Action on all military commissions has been suspended since December 2004 in response to a November 2004 federal district court order staying further proceedings in the case of Salim Ahmed Hamdan.
On July 15, 2005, the U.S. Court of Appeals for the District of Columbia Circuit reversed the lower court decision in the Hamdan case and upheld President Bush's February 2002 determination that the Geneva Convention does not apply to al Qaeda terrorists.
The court also acknowledged the Presidents authority to convene military commissions, ruling that military commissions had been authorized by Congress in two different statutes, as well as in its 2001 authorization for use of military force by the President to prevent acts of international terrorism against the United States.
"The court has rendered its decision that military commissions are a proper and legally appropriate venue to try enemy combatants, and the Department of Defense will resume commission proceedings immediately, as consistent with legal rules," said acting Deputy Secretary Gordon England.
Defense Secretary Donald H. Rumsfeld had previously delegated to the deputy secretary of defense the responsibility for overseeing the military commissions process.
The presiding officer in the cases of Yemeni detainee Hamdan and Australian detainee David Hicks will soon notify defense counsel that commissions will resume for both men as soon as any necessary court orders are issued.
Hamdan has been charged with conspiracy to commit attacks on civilians and civilian objects, murder and destruction of property by an unprivileged belligerent, and terrorism.
Hicks has been charged with conspiracy to commit attacks on civilians and civilian objects, attempted murder by an unprivileged belligerent, and aiding the enemy.
The lower court's stay in the Hamdan case remains in place until the court of appeals issues its mandate.
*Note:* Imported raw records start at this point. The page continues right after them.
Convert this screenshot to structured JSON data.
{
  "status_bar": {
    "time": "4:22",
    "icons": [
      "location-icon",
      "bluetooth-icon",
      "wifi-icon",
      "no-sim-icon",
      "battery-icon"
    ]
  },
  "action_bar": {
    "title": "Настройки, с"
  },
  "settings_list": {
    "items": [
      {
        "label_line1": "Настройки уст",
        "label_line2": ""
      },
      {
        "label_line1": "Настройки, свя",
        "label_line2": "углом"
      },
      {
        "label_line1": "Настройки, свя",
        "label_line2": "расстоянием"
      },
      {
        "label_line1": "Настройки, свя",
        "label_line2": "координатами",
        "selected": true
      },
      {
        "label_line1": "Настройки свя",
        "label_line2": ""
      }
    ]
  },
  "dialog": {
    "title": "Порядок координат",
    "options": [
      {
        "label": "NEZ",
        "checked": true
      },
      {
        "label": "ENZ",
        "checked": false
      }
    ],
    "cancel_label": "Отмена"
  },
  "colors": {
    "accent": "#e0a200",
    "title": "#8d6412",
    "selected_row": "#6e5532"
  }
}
The Department of Defense and the Department of Justice are currently consulting to determine whether to seek immediate issuance of the mandate, which is typically issued about 50 days after an opinion unless a party seeks a rehearing.
Immediate issuance of the mandate would allow commission proceedings in the Hamdan case to resume immediately.
The Office of Military Commissions intends to take the following additional actions this week:
Move forward with commission proceedings against Yemeni detainee Ali Hamza Ahmad Sulayman al Bahlul and Sudanese detainee Ibrahim Ahmed Mahmoud al Qosi. Each of these detainees is charged with conspiracy to commit attacks on civilians and civilian objects, murder and destruction of property by an unprivileged belligerent, and terrorism. The Appointing Authority, John Altenburg, is expected to appoint new commission members for these cases this week.
Continue to prepare charges against eight other individuals. The President has already determined that there is reason to believe these individuals have committed offenses subject to military commission jurisdiction. A Presidential "reason to believe" determination is necessary before commission authorities can refer charges against the accused.
Continue preparing "reason to believe" recommendations to the President regarding additional individuals held at Guantanamo Bay.
Although no judicial stays exist in these cases, Hicks and al Qosi have habeas corpus cases pending in the U.S. District Court for the District of Columbia. The Department of Justice intends to notify that court soon that the appointing authority intends to reconvene commission proceedings against Hicks and al Qosi.
The Department of Defense will also announce the appointment of a new chief defense counsel and a new chief prosecutor for the Office of Military Commissions this week. The incumbent in each position is retiring from military service.
The Department of Defense will also advise media organizations this week to prepare for commission proceedings in Guantanamo Bay. Commissions may be observed by members of the press and certain non-governmental organizations, consistent with security restrictions outlined in commission rules and to the maximum extent practicable given lodging and other logistics limitations.